Patrick told the Reporter he is charging his undersecretary of housing, Tina Brooks, with the task of coming up with a housing strategy. Brooks will also be charged with engaging with the Haitian community on the strategy.
“Government can’t do it alone,” he said. “We’re going to have to partner, and partner creatively with folks on the ground, in community groups and who are individual neighborhood leaders.”
“Art is Haiti’s own ambassador – it can make its own path,” says Edwidge Danticat, who recently talked to the Reporter about her most recent works, Create Dangerously: The Immigrant Artist at Work and Haiti Noir. The former is a collection of essays compiled over the years and completed as part of Toni Morrison’s Society Lecture Series. Haiti Noir is an anthology of stories Danticat edited for the acclaimed Akashic Noir Series. This compilation of dark tales illuminates the complexities and nuances of Haiti and her people.

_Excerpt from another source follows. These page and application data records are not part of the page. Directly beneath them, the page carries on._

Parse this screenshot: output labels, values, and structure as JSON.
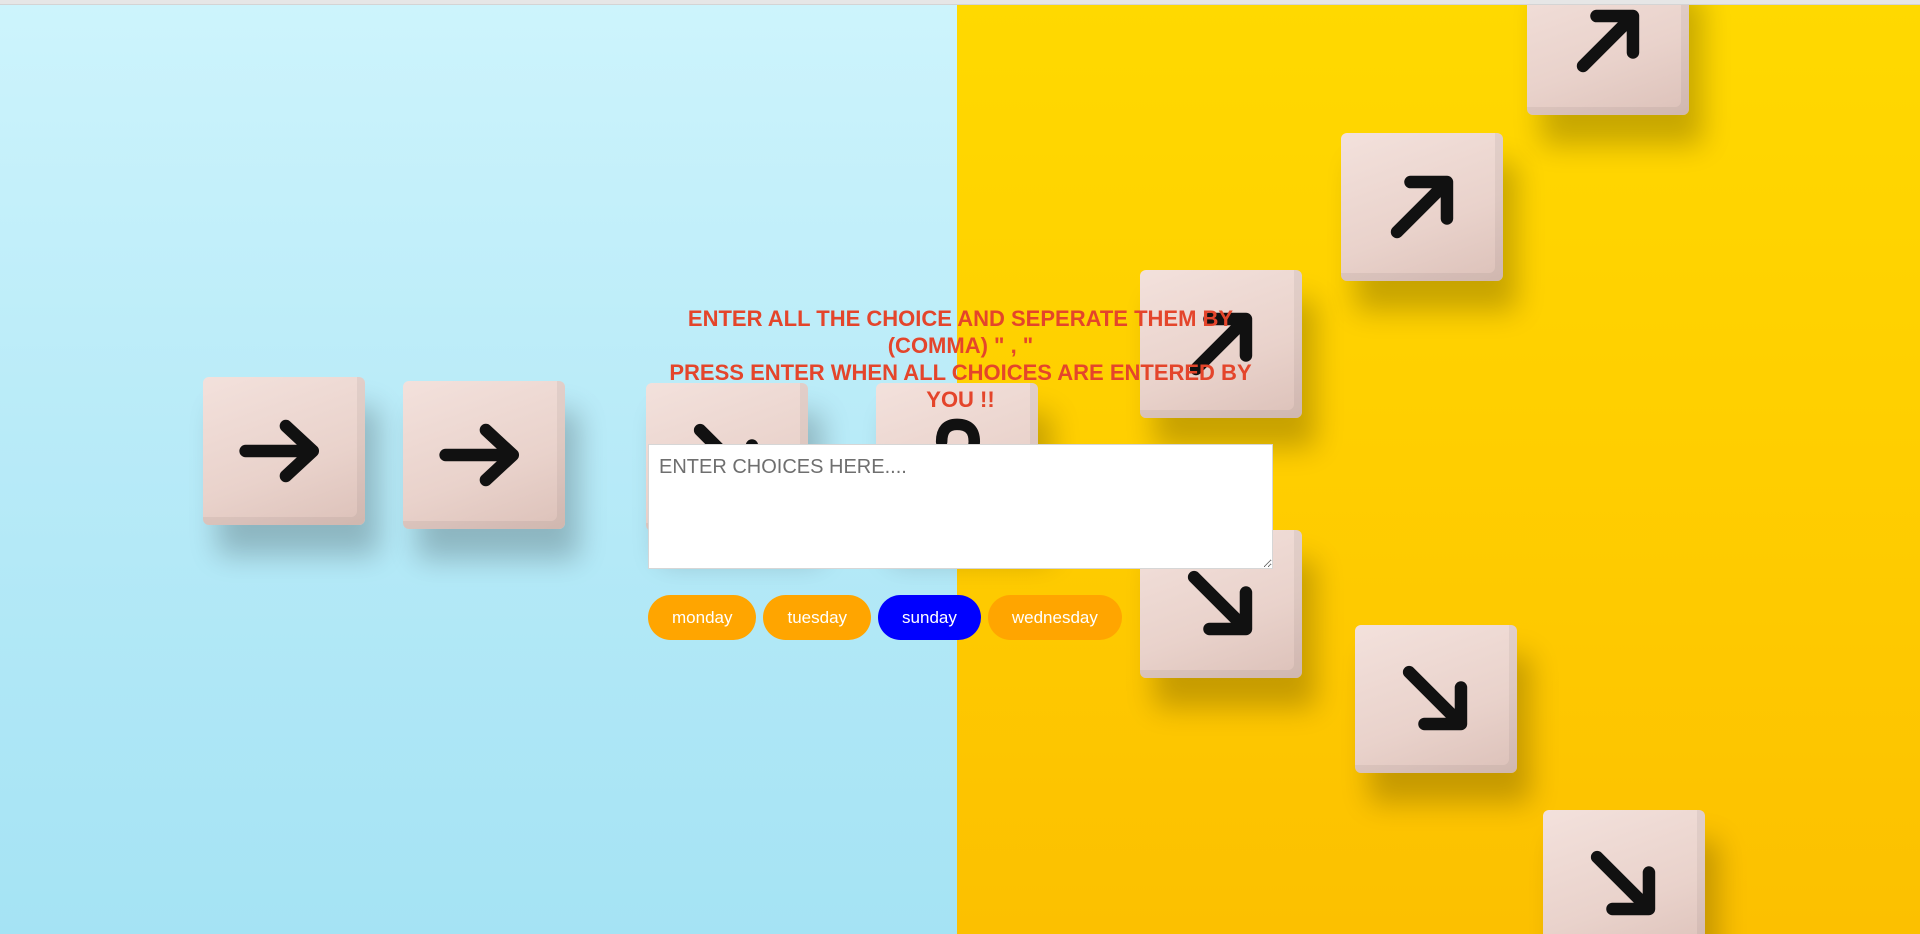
{
  "instructions": {
    "line1": "ENTER ALL THE CHOICE AND SEPERATE THEM BY (COMMA) \" , \"",
    "line2": "PRESS ENTER WHEN ALL CHOICES ARE ENTERED BY YOU !!"
  },
  "choices_input": {
    "value": "",
    "placeholder": "ENTER CHOICES HERE...."
  },
  "choices": [
    {
      "label": "monday",
      "selected": false
    },
    {
      "label": "tuesday",
      "selected": false
    },
    {
      "label": "sunday",
      "selected": true
    },
    {
      "label": "wednesday",
      "selected": false
    }
  ],
  "colors": {
    "title": "#e4452b",
    "chip_default": "#ffa500",
    "chip_selected": "#0000ff",
    "background_left": "#c4f0fa",
    "background_right": "#ffd300"
  },
  "background_icons": [
    "arrow-right-icon",
    "arrow-up-right-icon",
    "arrow-down-right-icon",
    "question-mark-icon"
  ]
}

President Obama issued a statement on the anniversary of the Jan. 12, 2010 earthquake in which he said "we continue to be inspired by the Haitian people, and our vibrant Haitian American community, who have faced unimaginable loss with extraordinary courage and faith."
PORT-AU-PRINCE, Haiti – International observers are waiting on Haiti's president to accept a report suggesting his party's candidate be eliminated from a contentious election to choose the quake-ravaged country's next leader.
Haitian electoral officials must make the final decision on what to do, and the recommendations by observers from the Organization of American States could weigh heavily.
But first they have to officially receive the report.
That step was thwarted Monday when President Rene Preval's office declined to grant an appointment to the observation team, OAS assistant secretary-general Albert Ramdin said.